Every month, as part of its #EqualGame campaign, UEFA is focusing on a person from one of its 55 member associations. This person will be an example of how football promotes inclusion, accessibility and diversity; his or her story will exemplify how disability, religion, sexuality, ethnicity and social background are no barriers to playing and enjoying football.

“I have a way with people, I find it easy to relate to them,” says Jules Rasoelbaks – a respected coordinator with De Hoop, a rehabilitation centre based in Dordrecht in the Netherlands that helps people with a drugs addiction or mental health issue to reintegrate into society.

One of his projects revolves around working closely with FC Dordrecht – who play in the second tier of Dutch football. “I’m an emotional person and, from the first moment, I have seen that we belong with the club.” We are one of them, and that is how they feel too.” Together with the club he helps former prisoners to gain working experience in maintenance or as hosts and match day stewards – acknowledging that this is “very important to them, as they have to rebuild their lives.” The ultimate goal is to help them to develop towards a paid job.

“You can’t just walk up to someone on the street and say, ‘Hey, you have to help me’," says Rasoelbaks – an outward going man and somebody who is incredibly serious and sincere when it comes to his faith and his job. He speaks with enthusiasm when discussing the initiatives that De Hoop is undertaking at the football club. “FC Dordrecht has embraced us,” he explains. “To be able to cooperate in such a way that you are simply appreciated, recognised and treated as a fully-fledged person. That just gives a very good feeling to anyone.”

Rasoelbaks has first-hand experience of the difficulties faced in trying to make a new start. He was sent to prison on seven occasions, and was a drug addict for 22 years. He has now been clean for almost a decade, and his work at De Hoop revolves around three roles: “as a bridge builder, ally and representative.”

“I have learned that my biggest weapon is my tongue, daring to talk about the things I think about, about what is going on, how I feel,” he says. “It is also about showing your vulnerabilities, even as a role model.”

Football has always held a prominent position in Rasoelbaks’ life. “I was pretty good at playing football – I had talent,” he remembers.
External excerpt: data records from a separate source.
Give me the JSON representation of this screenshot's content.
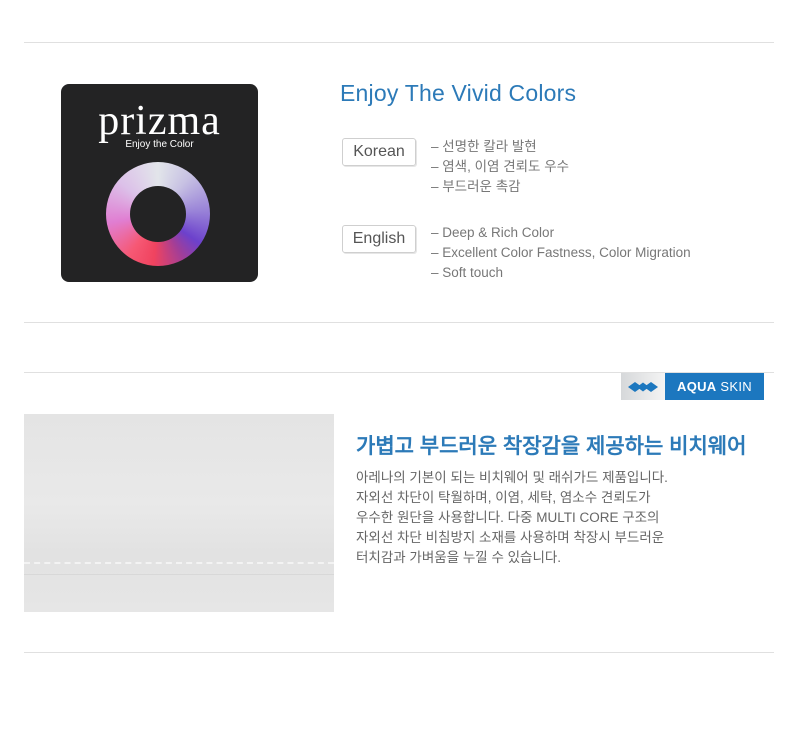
{
  "prizma": {
    "brand": "prizma",
    "tagline": "Enjoy the Color"
  },
  "section1": {
    "title": "Enjoy The Vivid Colors",
    "korean": {
      "label": "Korean",
      "items": [
        "선명한 칼라 발현",
        "염색, 이염 견뢰도 우수",
        "부드러운 촉감"
      ]
    },
    "english": {
      "label": "English",
      "items": [
        "Deep & Rich Color",
        "Excellent Color Fastness, Color Migration",
        "Soft touch"
      ]
    }
  },
  "section2": {
    "badge_bold": "AQUA",
    "badge_light": "SKIN",
    "title": "가볍고 부드러운 착장감을 제공하는 비치웨어",
    "lines": [
      "아레나의 기본이 되는 비치웨어 및 래쉬가드 제품입니다.",
      "자외선 차단이 탁월하며, 이염, 세탁, 염소수 견뢰도가",
      "우수한 원단을 사용합니다. 다중 MULTI CORE 구조의",
      "자외선 차단 비침방지 소재를 사용하며 착장시 부드러운",
      "터치감과 가벼움을 누낄 수 있습니다."
    ]
  },
  "colors": {
    "accent": "#2c7ab8",
    "badge_blue": "#1c77bf",
    "logo_bg": "#232324"
  }
}
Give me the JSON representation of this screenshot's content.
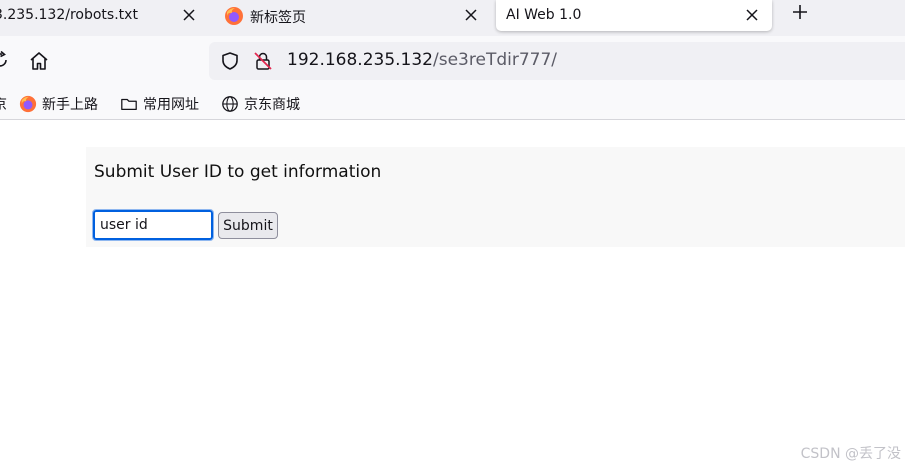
{
  "tabs": [
    {
      "title": "3.235.132/robots.txt",
      "active": false,
      "favicon": "none"
    },
    {
      "title": "新标签页",
      "active": false,
      "favicon": "firefox-icon"
    },
    {
      "title": "AI Web 1.0",
      "active": true,
      "favicon": "none"
    }
  ],
  "navbar": {
    "url_host": "192.168.235.132",
    "url_path": "/se3reTdir777/"
  },
  "bookmarks": [
    {
      "label": "京",
      "icon": "none"
    },
    {
      "label": "新手上路",
      "icon": "firefox-icon"
    },
    {
      "label": "常用网址",
      "icon": "folder-icon"
    },
    {
      "label": "京东商城",
      "icon": "globe-icon"
    }
  ],
  "page": {
    "heading": "Submit User ID to get information",
    "input_value": "user id",
    "submit_label": "Submit"
  },
  "watermark": "CSDN @丢了没",
  "colors": {
    "tabstrip_bg": "#f0f0f4",
    "toolbar_bg": "#f9f9fb",
    "focus_ring": "#0060df",
    "panel_bg": "#f8f8f8"
  }
}
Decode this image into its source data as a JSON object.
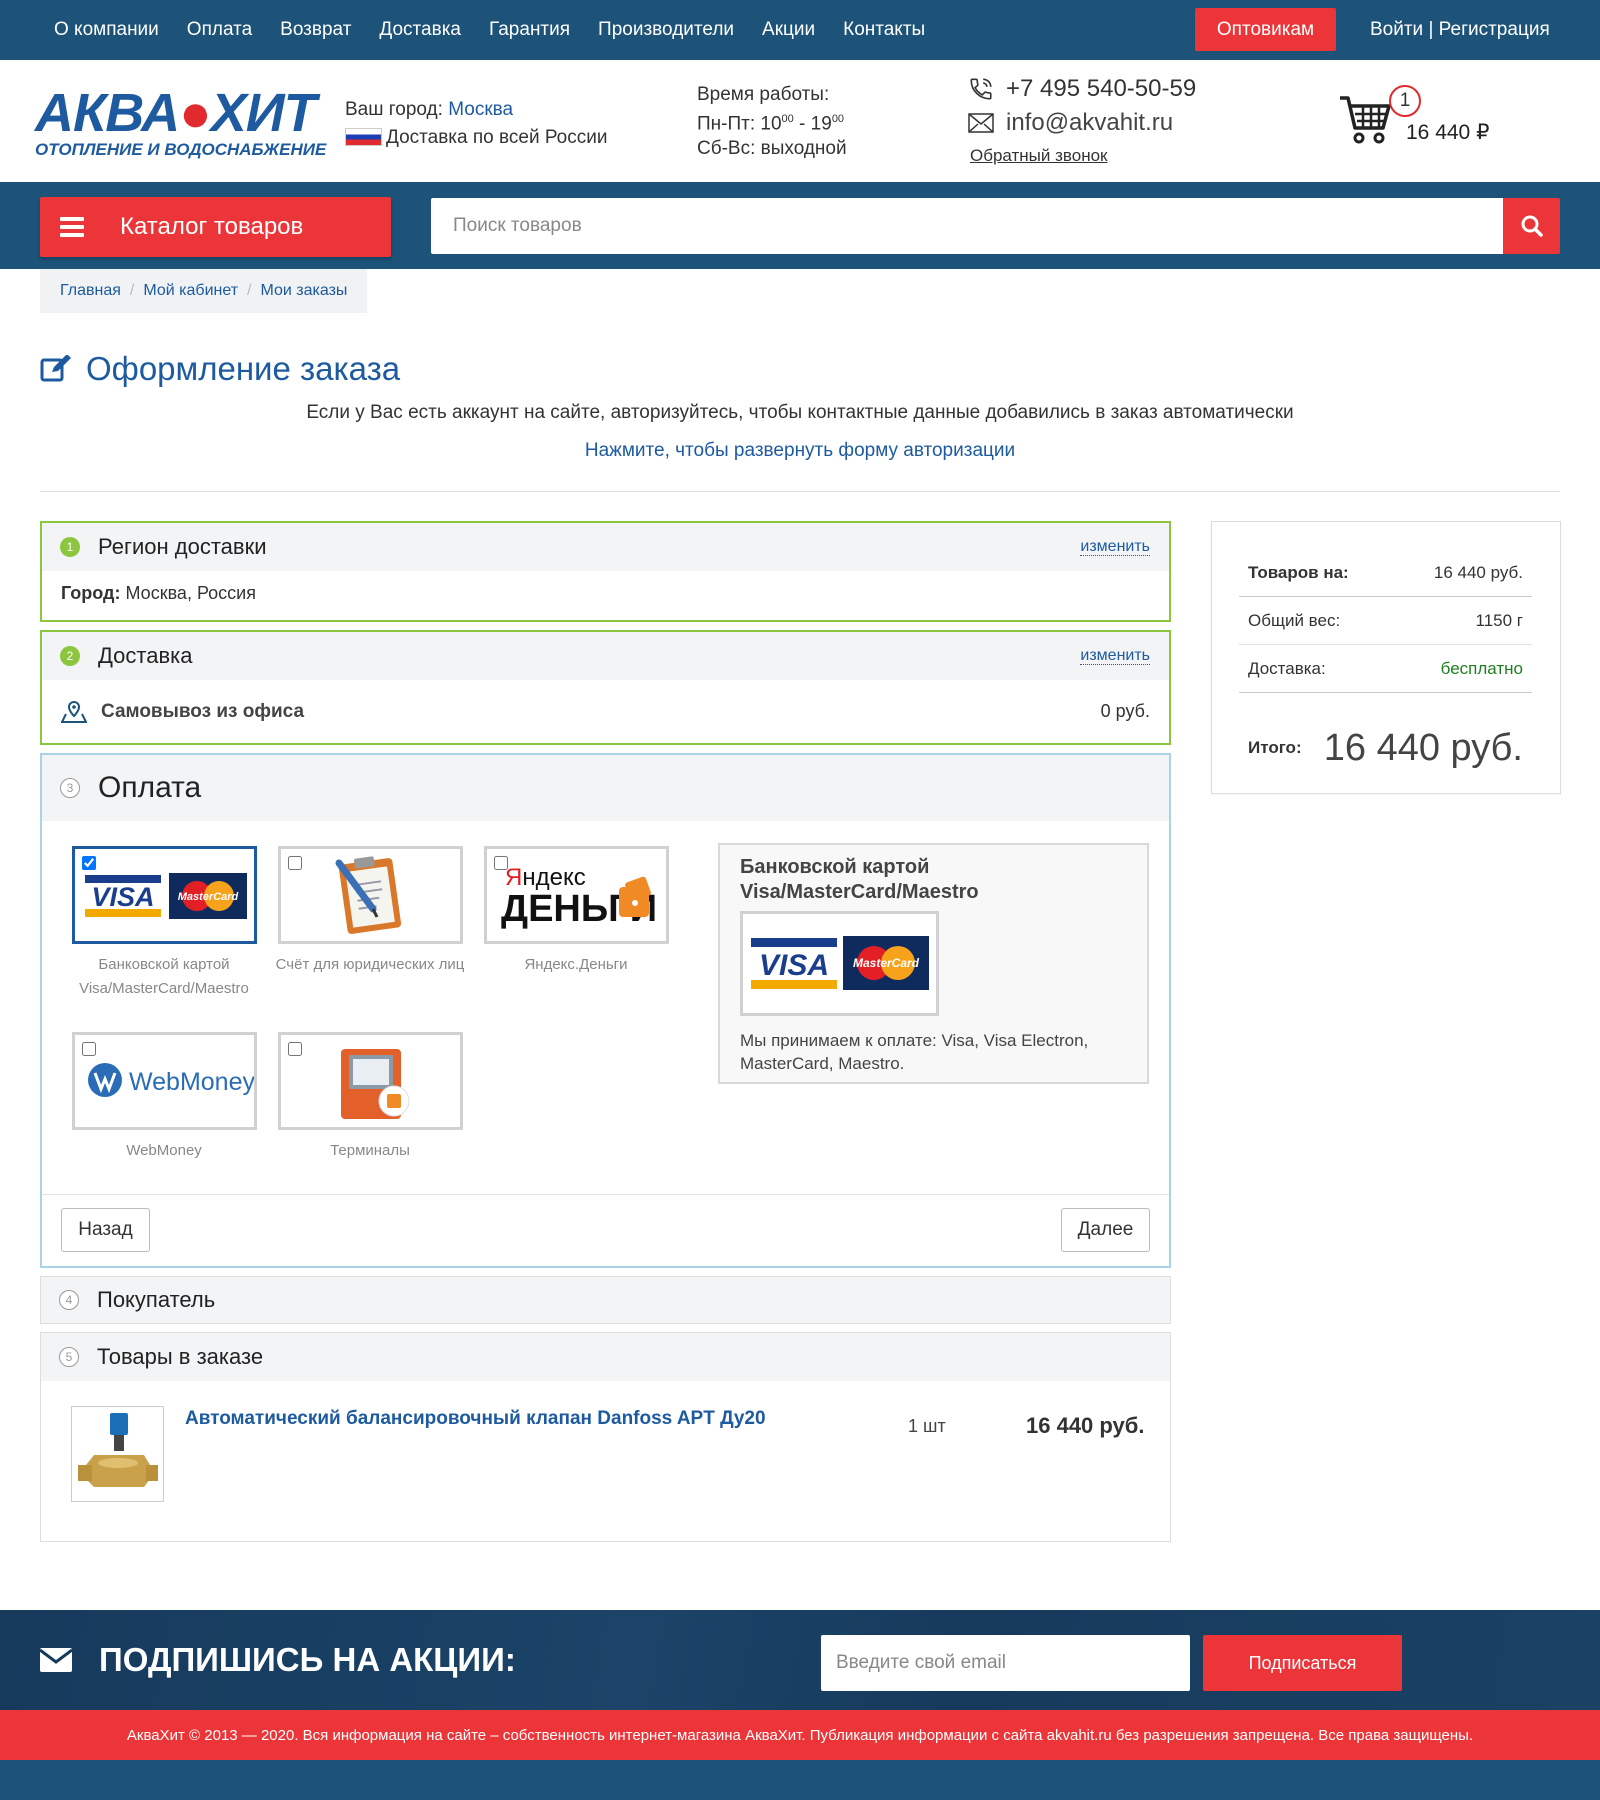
{
  "topnav": {
    "items": [
      "О компании",
      "Оплата",
      "Возврат",
      "Доставка",
      "Гарантия",
      "Производители",
      "Акции",
      "Контакты"
    ],
    "wholesale": "Оптовикам",
    "login": "Войти | Регистрация"
  },
  "header": {
    "logo_left": "АКВА",
    "logo_right": "ХИТ",
    "logo_sub": "ОТОПЛЕНИЕ И ВОДОСНАБЖЕНИЕ",
    "city_label": "Ваш город:",
    "city": "Москва",
    "delivery": "Доставка по всей России",
    "hours_title": "Время работы:",
    "hours_weekdays_prefix": "Пн-Пт: 10",
    "hours_open_sup": "00",
    "hours_dash": " - 19",
    "hours_close_sup": "00",
    "hours_weekend": "Сб-Вс: выходной",
    "phone": "+7 495 540-50-59",
    "email": "info@akvahit.ru",
    "callback": "Обратный звонок",
    "cart_count": "1",
    "cart_sum": "16 440 ₽"
  },
  "search": {
    "catalog_label": "Каталог товаров",
    "placeholder": "Поиск товаров"
  },
  "breadcrumb": [
    "Главная",
    "Мой кабинет",
    "Мои заказы"
  ],
  "page": {
    "title": "Оформление заказа",
    "auth_note": "Если у Вас есть аккаунт на сайте, авторизуйтесь, чтобы контактные данные добавились в заказ автоматически",
    "auth_link": "Нажмите, чтобы развернуть форму авторизации"
  },
  "sections": {
    "region": {
      "num": "1",
      "title": "Регион доставки",
      "change": "изменить",
      "city_label": "Город:",
      "city_value": " Москва, Россия"
    },
    "delivery": {
      "num": "2",
      "title": "Доставка",
      "change": "изменить",
      "method": "Самовывоз из офиса",
      "price": "0 руб."
    },
    "payment": {
      "num": "3",
      "title": "Оплата",
      "options": [
        {
          "caption": "Банковской картой Visa/MasterCard/Maestro",
          "checked": true
        },
        {
          "caption": "Счёт для юридических лиц",
          "checked": false
        },
        {
          "caption": "Яндекс.Деньги",
          "checked": false
        },
        {
          "caption": "WebMoney",
          "checked": false
        },
        {
          "caption": "Терминалы",
          "checked": false
        }
      ],
      "desc_title": "Банковской картой Visa/MasterCard/Maestro",
      "desc_text": "Мы принимаем к оплате: Visa, Visa Electron, MasterCard, Maestro.",
      "back": "Назад",
      "next": "Далее"
    },
    "buyer": {
      "num": "4",
      "title": "Покупатель"
    },
    "items": {
      "num": "5",
      "title": "Товары в заказе",
      "product_name": "Автоматический балансировочный клапан Danfoss APT Ду20",
      "qty": "1 шт",
      "price": "16 440 руб."
    }
  },
  "summary": {
    "goods_label": "Товаров на:",
    "goods_value": "16 440 руб.",
    "weight_label": "Общий вес:",
    "weight_value": "1150 г",
    "delivery_label": "Доставка:",
    "delivery_value": "бесплатно",
    "total_label": "Итого:",
    "total_value": "16 440 руб."
  },
  "subscribe": {
    "title": "ПОДПИШИСЬ НА АКЦИИ:",
    "placeholder": "Введите свой email",
    "button": "Подписаться"
  },
  "copyright": "АкваХит © 2013 — 2020. Вся информация на сайте – собственность интернет-магазина АкваХит. Публикация информации с сайта akvahit.ru без разрешения запрещена. Все права защищены.",
  "colors": {
    "navy": "#1d5279",
    "accent_red": "#ec3539",
    "link_blue": "#1d5aa0",
    "done_green": "#8cc63e"
  },
  "icons": [
    "hamburger-icon",
    "search-icon",
    "cart-icon",
    "phone-icon",
    "mail-icon",
    "edit-icon",
    "map-pin-icon",
    "envelope-icon"
  ]
}
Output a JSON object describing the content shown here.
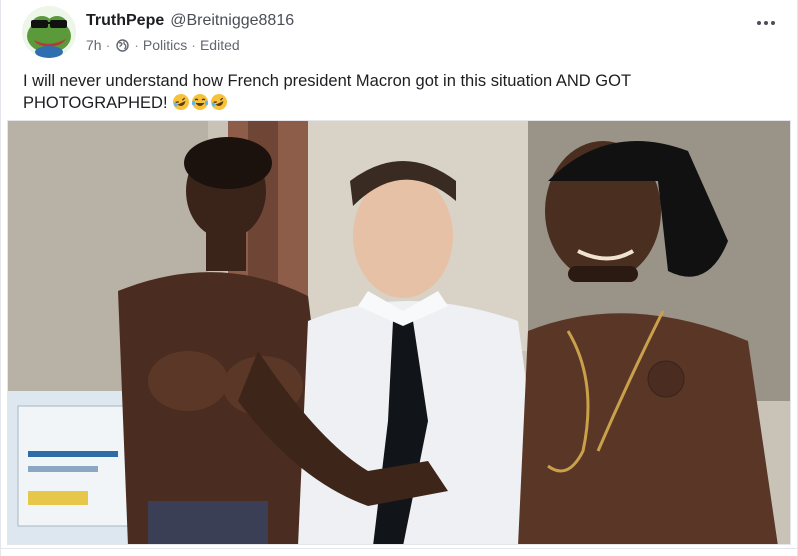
{
  "post": {
    "author": {
      "display_name": "TruthPepe",
      "handle": "@Breitnigge8816",
      "avatar_icon": "frog-with-sunglasses-avatar"
    },
    "meta": {
      "time": "7h",
      "separator": "·",
      "visibility_icon": "globe-icon",
      "category": "Politics",
      "edited_label": "Edited"
    },
    "more_icon": "more-options-icon",
    "text": "I will never understand how French president Macron got in this situation AND GOT PHOTOGRAPHED!",
    "emojis": [
      "rolling-on-the-floor-laughing",
      "face-with-tears-of-joy",
      "rolling-on-the-floor-laughing"
    ],
    "media": {
      "type": "photo",
      "description_icon": "photo-of-three-men-icon"
    }
  },
  "colors": {
    "name": "#1c1e21",
    "secondary": "#606770",
    "border": "#e4e6eb"
  }
}
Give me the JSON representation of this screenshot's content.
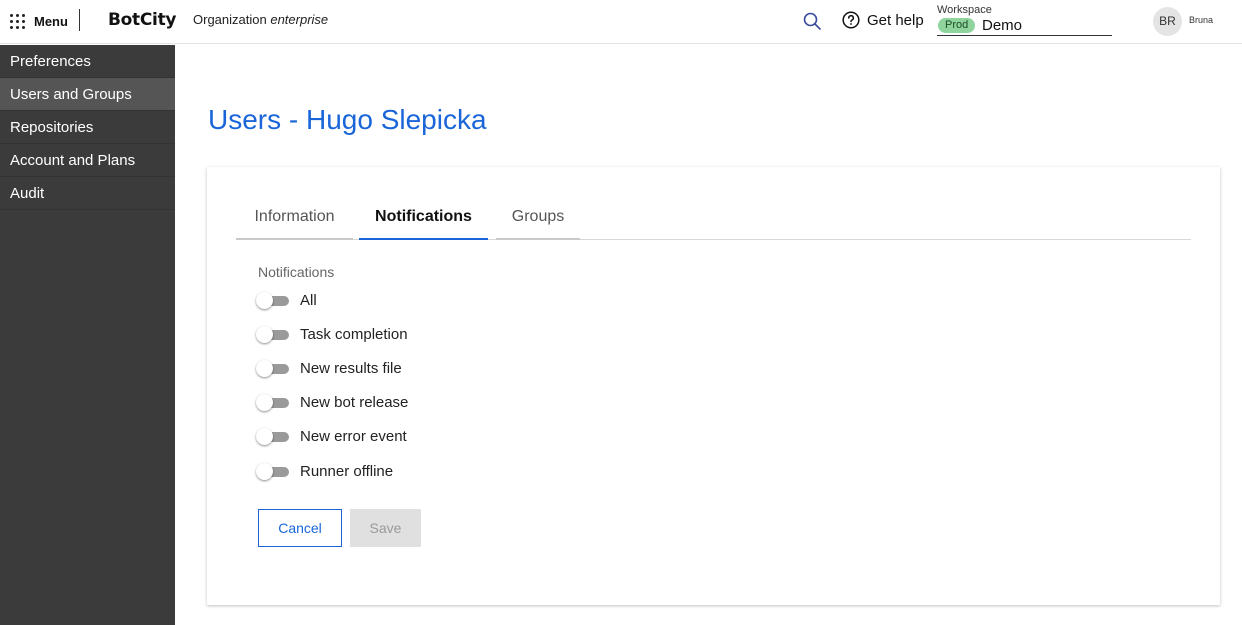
{
  "header": {
    "menu_label": "Menu",
    "brand": "BotCity",
    "org_prefix": "Organization",
    "org_name": "enterprise",
    "help_label": "Get help",
    "workspace": {
      "label": "Workspace",
      "badge": "Prod",
      "name": "Demo"
    },
    "user": {
      "initials": "BR",
      "name": "Bruna"
    }
  },
  "sidebar": {
    "items": [
      {
        "label": "Preferences"
      },
      {
        "label": "Users and Groups",
        "active": true
      },
      {
        "label": "Repositories"
      },
      {
        "label": "Account and Plans"
      },
      {
        "label": "Audit"
      }
    ]
  },
  "main": {
    "title": "Users - Hugo Slepicka",
    "tabs": [
      {
        "label": "Information"
      },
      {
        "label": "Notifications",
        "active": true
      },
      {
        "label": "Groups"
      }
    ],
    "notifications": {
      "heading": "Notifications",
      "items": [
        {
          "label": "All",
          "enabled": false
        },
        {
          "label": "Task completion",
          "enabled": false
        },
        {
          "label": "New results file",
          "enabled": false
        },
        {
          "label": "New bot release",
          "enabled": false
        },
        {
          "label": "New error event",
          "enabled": false
        },
        {
          "label": "Runner offline",
          "enabled": false
        }
      ]
    },
    "buttons": {
      "cancel": "Cancel",
      "save": "Save"
    }
  },
  "colors": {
    "accent": "#1a66d9",
    "sidebar_bg": "#3b3b3b",
    "sidebar_active": "#555555",
    "prod_badge": "#8fd49c"
  }
}
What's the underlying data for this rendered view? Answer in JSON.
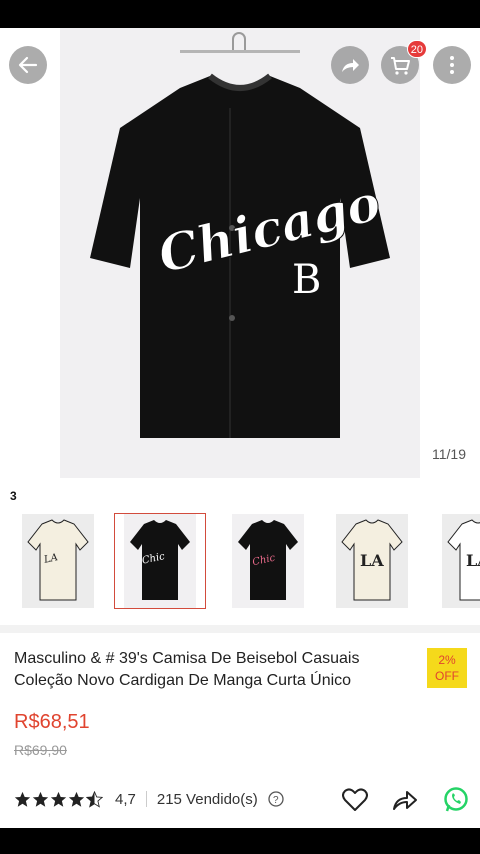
{
  "gallery": {
    "counter": "11/19",
    "cart_count": "20",
    "shirt_text": "Chicago",
    "shirt_logo": "B"
  },
  "thumbnails": {
    "label": "3",
    "items": [
      {
        "icon": "cream-jersey-thumb",
        "selected": false
      },
      {
        "icon": "black-jersey-thumb",
        "selected": true
      },
      {
        "icon": "black-pink-jersey-thumb",
        "selected": false
      },
      {
        "icon": "cream-la-jersey-thumb",
        "selected": false
      },
      {
        "icon": "white-la-jersey-thumb",
        "selected": false
      }
    ]
  },
  "product": {
    "title": "Masculino & # 39's Camisa De Beisebol Casuais Coleção Novo Cardigan De Manga Curta Único",
    "discount_percent": "2%",
    "discount_label": "OFF",
    "price": "R$68,51",
    "old_price": "R$69,90",
    "rating": "4,7",
    "sold": "215 Vendido(s)",
    "stars": 4.5
  },
  "colors": {
    "accent": "#e0442f",
    "badge": "#f5d91b",
    "whatsapp": "#25d366"
  }
}
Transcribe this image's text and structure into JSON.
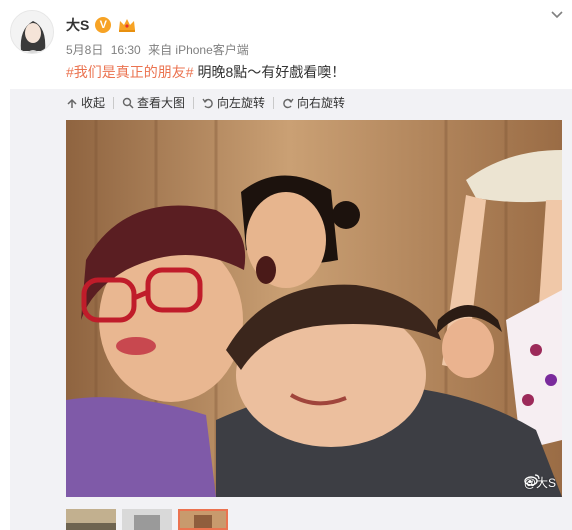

He also sees the powerful role that the sport can play in reintegration processes. “We have a football tournament every month at the rehabilitation centre, where the boys can unleash their energy. It gives them some time to unwind and, for a short while, be away from therapy,” he explains. “Everyone plays together, including the staff, which creates togetherness. Emotions run high - and that shows the power of football.”

The Dutch Justice and Security Ministry has been backing the initiative to reintegrate prisoners into society, through its own programme ‘Work through Sport.’ At present, 54 participants have managed to find work through the project, with 35 clubs, including FC Dordrecht, involved in the project.

“‘Work through Sport’ considers this to be a win-win situation,” emphasises Gerko Brink, who is leading the project. “The cooperation with the clubs has been established in order to create an innovative and sustainable way to help prisoners into finding a workplace.” 

“However, the most important success factor is the new social network for a prisoner,” he adds. “A football club is often a warm nest, a clean social network, and prisoners feel like they belong somewhere.”